-- Exercise material follows --

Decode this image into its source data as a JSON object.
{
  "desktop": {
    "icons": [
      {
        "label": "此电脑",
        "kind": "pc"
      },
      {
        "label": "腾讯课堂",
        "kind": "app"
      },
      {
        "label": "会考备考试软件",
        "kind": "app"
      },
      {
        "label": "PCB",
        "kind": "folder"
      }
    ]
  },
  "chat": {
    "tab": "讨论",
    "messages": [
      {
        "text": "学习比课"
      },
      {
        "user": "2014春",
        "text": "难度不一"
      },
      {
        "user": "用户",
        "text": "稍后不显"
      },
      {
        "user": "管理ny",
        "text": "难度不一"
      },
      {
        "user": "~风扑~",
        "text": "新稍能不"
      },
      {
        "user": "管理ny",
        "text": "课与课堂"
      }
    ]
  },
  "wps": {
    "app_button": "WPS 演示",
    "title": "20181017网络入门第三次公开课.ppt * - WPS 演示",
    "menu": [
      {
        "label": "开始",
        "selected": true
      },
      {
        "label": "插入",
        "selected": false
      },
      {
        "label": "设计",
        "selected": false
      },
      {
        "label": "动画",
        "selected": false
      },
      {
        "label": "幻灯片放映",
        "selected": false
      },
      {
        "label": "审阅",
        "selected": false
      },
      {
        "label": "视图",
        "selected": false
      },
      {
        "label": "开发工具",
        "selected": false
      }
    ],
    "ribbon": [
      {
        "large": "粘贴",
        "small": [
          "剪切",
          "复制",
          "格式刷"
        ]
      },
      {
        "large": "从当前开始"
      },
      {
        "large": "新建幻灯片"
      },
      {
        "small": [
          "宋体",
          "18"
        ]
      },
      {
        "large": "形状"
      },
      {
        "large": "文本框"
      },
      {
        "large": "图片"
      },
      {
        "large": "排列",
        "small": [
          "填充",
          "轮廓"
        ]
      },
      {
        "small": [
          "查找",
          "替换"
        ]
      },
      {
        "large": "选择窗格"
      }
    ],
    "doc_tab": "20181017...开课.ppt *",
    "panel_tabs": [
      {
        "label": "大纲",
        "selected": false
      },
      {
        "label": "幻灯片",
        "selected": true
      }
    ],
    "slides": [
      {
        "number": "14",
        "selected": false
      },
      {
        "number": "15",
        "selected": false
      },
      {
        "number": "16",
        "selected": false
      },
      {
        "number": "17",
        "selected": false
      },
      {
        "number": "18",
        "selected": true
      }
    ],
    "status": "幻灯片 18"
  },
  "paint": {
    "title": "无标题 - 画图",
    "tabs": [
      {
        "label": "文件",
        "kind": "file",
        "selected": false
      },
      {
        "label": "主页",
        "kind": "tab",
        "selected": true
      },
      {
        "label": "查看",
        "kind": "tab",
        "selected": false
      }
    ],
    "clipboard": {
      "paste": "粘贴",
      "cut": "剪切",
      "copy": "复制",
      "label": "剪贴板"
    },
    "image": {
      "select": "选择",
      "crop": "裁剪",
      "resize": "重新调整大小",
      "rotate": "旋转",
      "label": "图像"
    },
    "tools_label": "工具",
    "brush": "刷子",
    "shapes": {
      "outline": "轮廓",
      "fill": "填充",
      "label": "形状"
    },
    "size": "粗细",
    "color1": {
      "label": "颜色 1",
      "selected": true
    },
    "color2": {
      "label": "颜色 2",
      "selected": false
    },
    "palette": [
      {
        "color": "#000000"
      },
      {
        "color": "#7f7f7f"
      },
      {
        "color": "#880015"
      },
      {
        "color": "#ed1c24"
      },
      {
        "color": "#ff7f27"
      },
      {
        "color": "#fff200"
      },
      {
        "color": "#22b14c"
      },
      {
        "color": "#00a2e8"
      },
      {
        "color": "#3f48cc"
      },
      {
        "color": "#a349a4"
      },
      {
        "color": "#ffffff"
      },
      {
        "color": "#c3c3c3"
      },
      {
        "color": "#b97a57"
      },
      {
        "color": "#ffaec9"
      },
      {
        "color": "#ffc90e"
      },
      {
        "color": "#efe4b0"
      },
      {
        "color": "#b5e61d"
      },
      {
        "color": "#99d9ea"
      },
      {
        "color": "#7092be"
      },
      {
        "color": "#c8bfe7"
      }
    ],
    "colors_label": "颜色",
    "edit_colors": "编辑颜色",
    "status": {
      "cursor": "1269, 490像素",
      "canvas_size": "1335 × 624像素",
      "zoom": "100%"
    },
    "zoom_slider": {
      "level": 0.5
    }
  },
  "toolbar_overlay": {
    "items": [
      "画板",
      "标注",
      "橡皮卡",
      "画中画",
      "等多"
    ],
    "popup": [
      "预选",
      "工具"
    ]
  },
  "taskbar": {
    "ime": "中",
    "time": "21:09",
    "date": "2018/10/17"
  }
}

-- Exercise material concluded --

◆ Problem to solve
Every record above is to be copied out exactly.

◆ Reply
Decode this image into its source data as a JSON object.
{
  "desktop": {
    "icons": [
      {
        "label": "此电脑",
        "kind": "pc"
      },
      {
        "label": "腾讯课堂",
        "kind": "app"
      },
      {
        "label": "会考备考试软件",
        "kind": "app"
      },
      {
        "label": "PCB",
        "kind": "folder"
      }
    ]
  },
  "chat": {
    "tab": "讨论",
    "messages": [
      {
        "text": "学习比课"
      },
      {
        "user": "2014春",
        "text": "难度不一"
      },
      {
        "user": "用户",
        "text": "稍后不显"
      },
      {
        "user": "管理ny",
        "text": "难度不一"
      },
      {
        "user": "~风扑~",
        "text": "新稍能不"
      },
      {
        "user": "管理ny",
        "text": "课与课堂"
      }
    ]
  },
  "wps": {
    "app_button": "WPS 演示",
    "title": "20181017网络入门第三次公开课.ppt * - WPS 演示",
    "menu": [
      {
        "label": "开始",
        "selected": true
      },
      {
        "label": "插入",
        "selected": false
      },
      {
        "label": "设计",
        "selected": false
      },
      {
        "label": "动画",
        "selected": false
      },
      {
        "label": "幻灯片放映",
        "selected": false
      },
      {
        "label": "审阅",
        "selected": false
      },
      {
        "label": "视图",
        "selected": false
      },
      {
        "label": "开发工具",
        "selected": false
      }
    ],
    "ribbon": [
      {
        "large": "粘贴",
        "small": [
          "剪切",
          "复制",
          "格式刷"
        ]
      },
      {
        "large": "从当前开始"
      },
      {
        "large": "新建幻灯片"
      },
      {
        "small": [
          "宋体",
          "18"
        ]
      },
      {
        "large": "形状"
      },
      {
        "large": "文本框"
      },
      {
        "large": "图片"
      },
      {
        "large": "排列",
        "small": [
          "填充",
          "轮廓"
        ]
      },
      {
        "small": [
          "查找",
          "替换"
        ]
      },
      {
        "large": "选择窗格"
      }
    ],
    "doc_tab": "20181017...开课.ppt *",
    "panel_tabs": [
      {
        "label": "大纲",
        "selected": false
      },
      {
        "label": "幻灯片",
        "selected": true
      }
    ],
    "slides": [
      {
        "number": "14",
        "selected": false
      },
      {
        "number": "15",
        "selected": false
      },
      {
        "number": "16",
        "selected": false
      },
      {
        "number": "17",
        "selected": false
      },
      {
        "number": "18",
        "selected": true
      }
    ],
    "status": "幻灯片 18"
  },
  "paint": {
    "title": "无标题 - 画图",
    "tabs": [
      {
        "label": "文件",
        "kind": "file",
        "selected": false
      },
      {
        "label": "主页",
        "kind": "tab",
        "selected": true
      },
      {
        "label": "查看",
        "kind": "tab",
        "selected": false
      }
    ],
    "clipboard": {
      "paste": "粘贴",
      "cut": "剪切",
      "copy": "复制",
      "label": "剪贴板"
    },
    "image": {
      "select": "选择",
      "crop": "裁剪",
      "resize": "重新调整大小",
      "rotate": "旋转",
      "label": "图像"
    },
    "tools_label": "工具",
    "brush": "刷子",
    "shapes": {
      "outline": "轮廓",
      "fill": "填充",
      "label": "形状"
    },
    "size": "粗细",
    "color1": {
      "label": "颜色 1",
      "selected": true
    },
    "color2": {
      "label": "颜色 2",
      "selected": false
    },
    "palette": [
      {
        "color": "#000000"
      },
      {
        "color": "#7f7f7f"
      },
      {
        "color": "#880015"
      },
      {
        "color": "#ed1c24"
      },
      {
        "color": "#ff7f27"
      },
      {
        "color": "#fff200"
      },
      {
        "color": "#22b14c"
      },
      {
        "color": "#00a2e8"
      },
      {
        "color": "#3f48cc"
      },
      {
        "color": "#a349a4"
      },
      {
        "color": "#ffffff"
      },
      {
        "color": "#c3c3c3"
      },
      {
        "color": "#b97a57"
      },
      {
        "color": "#ffaec9"
      },
      {
        "color": "#ffc90e"
      },
      {
        "color": "#efe4b0"
      },
      {
        "color": "#b5e61d"
      },
      {
        "color": "#99d9ea"
      },
      {
        "color": "#7092be"
      },
      {
        "color": "#c8bfe7"
      }
    ],
    "colors_label": "颜色",
    "edit_colors": "编辑颜色",
    "status": {
      "cursor": "1269, 490像素",
      "canvas_size": "1335 × 624像素",
      "zoom": "100%"
    },
    "zoom_slider": {
      "level": 0.5
    }
  },
  "toolbar_overlay": {
    "items": [
      "画板",
      "标注",
      "橡皮卡",
      "画中画",
      "等多"
    ],
    "popup": [
      "预选",
      "工具"
    ]
  },
  "taskbar": {
    "ime": "中",
    "time": "21:09",
    "date": "2018/10/17"
  }
}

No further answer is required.